[Supplied material — start]
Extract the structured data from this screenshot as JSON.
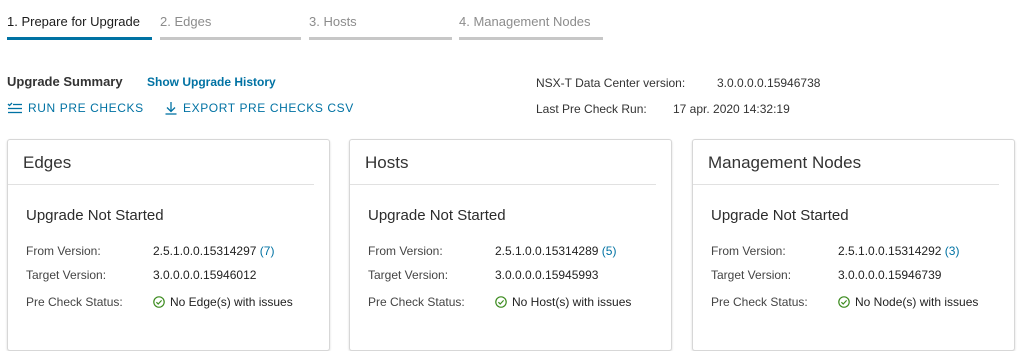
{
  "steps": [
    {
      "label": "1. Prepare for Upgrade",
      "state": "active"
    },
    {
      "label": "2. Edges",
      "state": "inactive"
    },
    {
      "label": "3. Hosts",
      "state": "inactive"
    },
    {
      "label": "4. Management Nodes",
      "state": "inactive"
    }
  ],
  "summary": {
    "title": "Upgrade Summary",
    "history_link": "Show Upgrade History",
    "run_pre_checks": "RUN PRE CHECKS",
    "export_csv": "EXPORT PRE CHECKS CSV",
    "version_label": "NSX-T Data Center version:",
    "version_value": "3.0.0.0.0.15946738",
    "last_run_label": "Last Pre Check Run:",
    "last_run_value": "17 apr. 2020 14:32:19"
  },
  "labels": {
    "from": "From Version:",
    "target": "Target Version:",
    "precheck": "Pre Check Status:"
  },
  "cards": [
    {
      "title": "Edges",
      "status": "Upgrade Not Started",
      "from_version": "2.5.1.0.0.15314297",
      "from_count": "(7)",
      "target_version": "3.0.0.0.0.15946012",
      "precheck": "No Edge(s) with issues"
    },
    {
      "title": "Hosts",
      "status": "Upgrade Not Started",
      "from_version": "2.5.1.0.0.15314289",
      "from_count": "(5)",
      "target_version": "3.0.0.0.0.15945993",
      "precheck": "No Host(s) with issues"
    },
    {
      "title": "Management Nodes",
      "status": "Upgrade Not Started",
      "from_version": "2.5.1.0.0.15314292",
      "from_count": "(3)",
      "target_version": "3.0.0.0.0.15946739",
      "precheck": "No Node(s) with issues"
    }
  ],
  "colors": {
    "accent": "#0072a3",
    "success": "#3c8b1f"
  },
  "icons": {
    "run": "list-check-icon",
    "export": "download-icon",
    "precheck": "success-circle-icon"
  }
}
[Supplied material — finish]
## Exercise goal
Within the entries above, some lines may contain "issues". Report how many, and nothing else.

## Solution for this task
3